Bad Faith tells the story of one of history’s most despicable villains and conmen – Louis Darquier, Nazi collaborator and ‘Commissioner for Jewish Affairs’, who dissembled his way to power in the Vichy government’s and was responsible for sending thousands of children to the gas chambers. After the war he left France, never to be brought to justice. Early on in his career Louis married the alcoholic Myrtle Jones from Tasmania, equally practised in the arts of fantasy and deception, and together they had a child, Anne whom they abandoned in England. Her tragic story is woven through the narrative.
In Carmen Callil’s masterful, elegaic and sometimes darkly comic account, Darquier’s rise during the years leading up to the Second World War mirrors the rise of French anti-Semitism. Epic, haunting, the product of extraordinary research, this is a study in powerlessness, hatred and the role of remembrance.
The judges said:
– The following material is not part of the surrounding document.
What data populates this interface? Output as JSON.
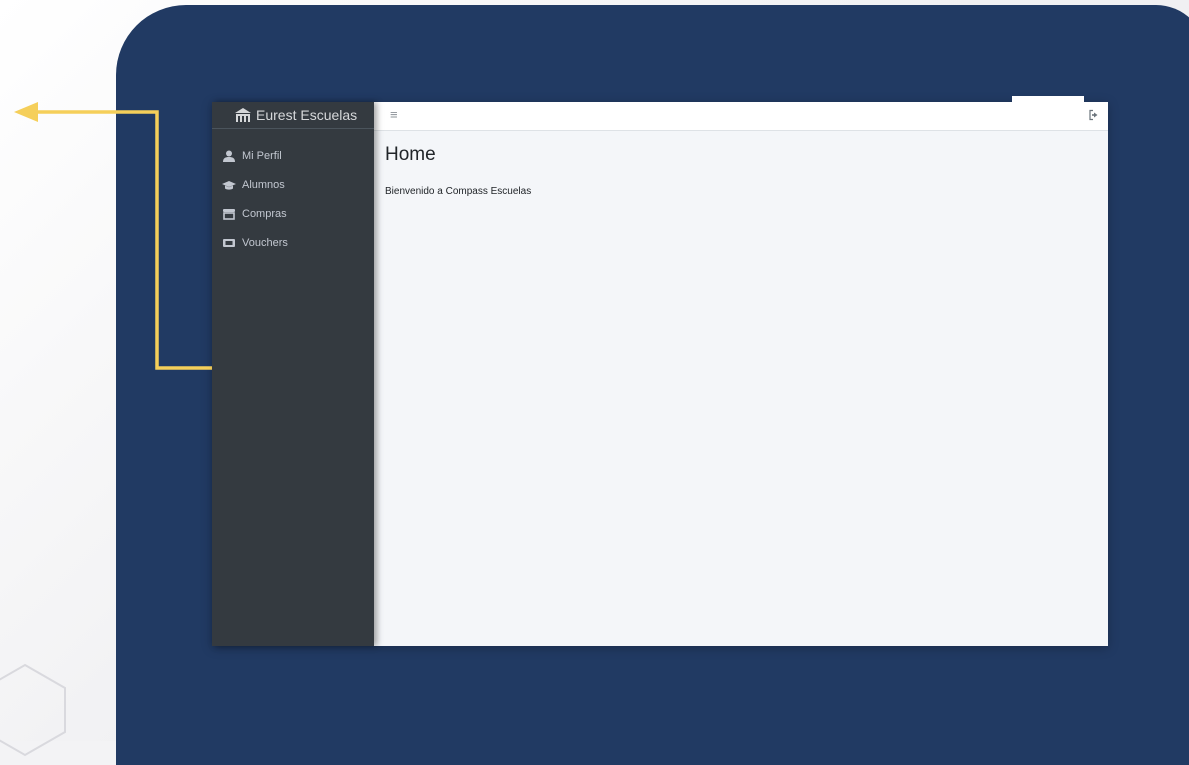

A painful, painstaking account of terrible people, doing terrible things. But all the more stilling because they were small terrible people – with a both redemptive and a desperate aftermath in the daughter who was a good but damaged person. A very steady measured account, beautifully crafted.